Christie: How long were you home schooled?

Emily: I was homeschooled from 4th to 12th grade. I went to a private school from pre-k until the 3rd grade.

Elisha: I was homeschooled from 3rd to 12th grade and went to a private school from pre-k until 2nd grade.
Christie: Do you ever get to see Malia Obama on campus?

Emily: We do get to see Malia, but we’re not in any of her classes. I have actually been mistaken for Malia before while walking to class. One day on my way to class, there was a crowd of tourists looking at a statue in Harvard Yard, and I heard one guy in the group say ‘Malia?’. They didn’t speak English and I guess their translator wasn’t there.

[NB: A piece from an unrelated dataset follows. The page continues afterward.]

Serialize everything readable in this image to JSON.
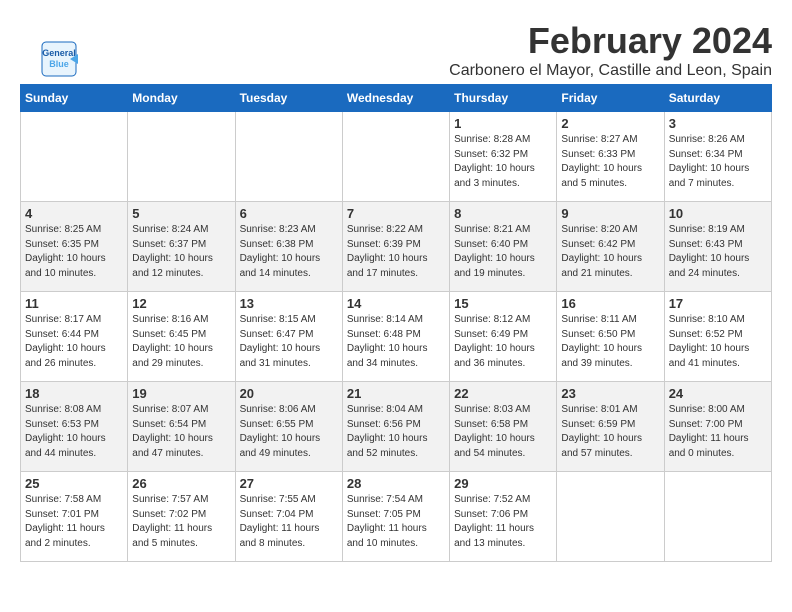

So, the guy turns around and says, ‘Malia!’  So, I’m looking around like where is she? They were looking at me! Next thing you know, there was an entire crowd around me. I felt like Nemo in the movie…and I started speed walking to get away from the crowd.  I didn’t want to be in trouble for impersonating anyone! Lol!

Christie: What is your major?

Emily: We are both majoring in Liberal Arts for now.  We’ll matriculate later into Medicine and Law. I am minoring in Psychology because as a Pediatrician, some of my patients wouldn’t be able to speak. I also want to understand the perspective of parents to calm them down.

Christie: What keeps you motivated as you go through your college years?

Elisha: The lack of well-paying jobs!

Emily:  The vision of my future and my end goals. Knowing that it’s all going to pay off keeps me going.

Elisha: Me too!

End of Interview